notpetelambert t1_ixroc86 wrote

I'm referencing the excellent book and TV series The Expanse. It's semi-hard sci-fi, set in the nearish future of our solar system, where there's a growing conflict over the resources of the asteroid belt and outer planets... Earth and Mars are in a murky cold war with each other, and a third faction- the microgravity-native Belters- are beginning to forge their own new society, in the outer reaches of the system.

The reference is a bit spoiler-y for book and season 2... >!When one of the Martian moons gets blown up, a main crew character "fixes" the Martian flag by turning its depiction of Phobos into a bunch of dots. Predictably, this pisses off the Martians.!<


notpetelambert t1_iscm6dd wrote

Reply to comment by potpro in Nikita from the top rope by westondeboer

Many if not most zoo animals are not capable of returning to the wild.
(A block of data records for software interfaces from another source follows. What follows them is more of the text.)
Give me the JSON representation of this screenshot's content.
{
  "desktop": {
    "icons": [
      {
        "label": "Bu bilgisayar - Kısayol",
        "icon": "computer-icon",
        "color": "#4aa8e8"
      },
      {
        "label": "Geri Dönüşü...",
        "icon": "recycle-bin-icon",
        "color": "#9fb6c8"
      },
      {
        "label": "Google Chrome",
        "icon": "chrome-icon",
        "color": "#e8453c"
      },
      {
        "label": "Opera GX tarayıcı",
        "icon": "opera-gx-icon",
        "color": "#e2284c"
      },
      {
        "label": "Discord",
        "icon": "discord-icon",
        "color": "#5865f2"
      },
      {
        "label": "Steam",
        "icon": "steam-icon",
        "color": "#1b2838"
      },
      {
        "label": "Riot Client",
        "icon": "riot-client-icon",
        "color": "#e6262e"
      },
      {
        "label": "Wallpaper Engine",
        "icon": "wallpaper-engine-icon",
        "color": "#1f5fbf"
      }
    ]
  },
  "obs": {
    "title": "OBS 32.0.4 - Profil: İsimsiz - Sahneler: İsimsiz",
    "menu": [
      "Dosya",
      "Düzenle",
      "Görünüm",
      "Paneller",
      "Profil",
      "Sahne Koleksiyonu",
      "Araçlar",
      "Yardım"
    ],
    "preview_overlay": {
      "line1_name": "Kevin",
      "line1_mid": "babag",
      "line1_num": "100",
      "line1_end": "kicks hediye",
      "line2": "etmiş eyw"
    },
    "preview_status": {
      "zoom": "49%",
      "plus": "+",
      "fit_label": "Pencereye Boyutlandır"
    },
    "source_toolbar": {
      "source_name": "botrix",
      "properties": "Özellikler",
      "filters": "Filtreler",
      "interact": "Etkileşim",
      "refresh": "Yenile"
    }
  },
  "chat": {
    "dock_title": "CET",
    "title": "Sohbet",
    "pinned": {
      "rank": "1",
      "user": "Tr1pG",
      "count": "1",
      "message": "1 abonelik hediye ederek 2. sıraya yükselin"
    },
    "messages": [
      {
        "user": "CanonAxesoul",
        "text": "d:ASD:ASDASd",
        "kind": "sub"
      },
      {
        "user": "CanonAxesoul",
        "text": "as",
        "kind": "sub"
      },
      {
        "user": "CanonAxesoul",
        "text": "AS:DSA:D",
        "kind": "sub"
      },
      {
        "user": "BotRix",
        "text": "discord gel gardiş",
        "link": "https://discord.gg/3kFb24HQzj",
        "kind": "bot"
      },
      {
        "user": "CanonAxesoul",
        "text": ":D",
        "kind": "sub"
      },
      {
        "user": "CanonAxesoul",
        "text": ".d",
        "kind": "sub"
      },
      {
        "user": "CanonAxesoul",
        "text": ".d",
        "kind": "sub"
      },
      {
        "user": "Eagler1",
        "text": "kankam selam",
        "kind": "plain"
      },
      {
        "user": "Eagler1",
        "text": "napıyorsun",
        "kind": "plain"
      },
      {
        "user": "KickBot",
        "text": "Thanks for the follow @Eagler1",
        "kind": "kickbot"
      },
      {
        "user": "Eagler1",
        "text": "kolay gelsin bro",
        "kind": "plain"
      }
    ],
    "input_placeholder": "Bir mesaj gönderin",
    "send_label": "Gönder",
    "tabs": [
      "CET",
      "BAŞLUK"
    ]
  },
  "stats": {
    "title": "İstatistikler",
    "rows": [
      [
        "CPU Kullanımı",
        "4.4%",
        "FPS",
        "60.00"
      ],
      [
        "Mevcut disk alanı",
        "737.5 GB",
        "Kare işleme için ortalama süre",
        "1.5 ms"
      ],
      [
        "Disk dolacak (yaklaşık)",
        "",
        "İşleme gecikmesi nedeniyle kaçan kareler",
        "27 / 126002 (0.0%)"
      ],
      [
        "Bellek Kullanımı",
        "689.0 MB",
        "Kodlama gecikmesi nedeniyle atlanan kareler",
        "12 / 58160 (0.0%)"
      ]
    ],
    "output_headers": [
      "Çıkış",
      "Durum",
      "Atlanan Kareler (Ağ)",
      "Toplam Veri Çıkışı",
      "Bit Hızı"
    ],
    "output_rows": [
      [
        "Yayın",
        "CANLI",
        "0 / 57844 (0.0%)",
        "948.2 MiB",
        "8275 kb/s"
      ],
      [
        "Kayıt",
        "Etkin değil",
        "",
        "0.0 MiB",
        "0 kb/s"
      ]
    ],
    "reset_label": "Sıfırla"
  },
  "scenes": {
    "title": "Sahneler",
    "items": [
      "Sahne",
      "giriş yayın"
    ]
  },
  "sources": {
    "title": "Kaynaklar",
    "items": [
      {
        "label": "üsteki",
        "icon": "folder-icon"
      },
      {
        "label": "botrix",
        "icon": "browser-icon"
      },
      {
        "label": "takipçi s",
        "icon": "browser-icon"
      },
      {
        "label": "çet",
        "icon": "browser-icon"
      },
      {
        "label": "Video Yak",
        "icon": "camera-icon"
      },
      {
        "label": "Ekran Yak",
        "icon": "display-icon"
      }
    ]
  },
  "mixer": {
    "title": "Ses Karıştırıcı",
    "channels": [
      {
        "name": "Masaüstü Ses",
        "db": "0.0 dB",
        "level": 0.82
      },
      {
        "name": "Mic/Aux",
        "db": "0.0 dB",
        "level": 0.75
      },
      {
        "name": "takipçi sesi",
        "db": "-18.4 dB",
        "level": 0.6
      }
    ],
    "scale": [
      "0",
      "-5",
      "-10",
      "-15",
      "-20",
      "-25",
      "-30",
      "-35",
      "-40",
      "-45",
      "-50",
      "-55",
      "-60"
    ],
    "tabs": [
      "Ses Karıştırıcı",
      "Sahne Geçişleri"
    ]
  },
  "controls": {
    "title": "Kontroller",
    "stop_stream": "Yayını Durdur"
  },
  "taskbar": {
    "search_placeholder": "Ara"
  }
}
Either they were born in captivity, or they have an injury or disease that would mean they would not survive their natural environment. It can be sad to see an animal in captivity, but releasing an unfit animal into the wild is probably more cruel than allowing them to survive in captivity.

That said, not all zoos provide adequate environment, diet, healthcare, and enrichment for their animals, so it's important to do your research and learn what animals need to thrive, so you can make an educated judgement.

On the other hand, zoos are an excellent tool for keeping critically endangered species alive and reintroducing them to the environment! I recently visited the Santa Barbara zoo, where they had a large California Condor exhibit. The condors there were flightless due to injuries or deformations, but they and some other captive condors at other locations were able to produce offspring- that were then released into the wild, helping to bolster their near-extinct population.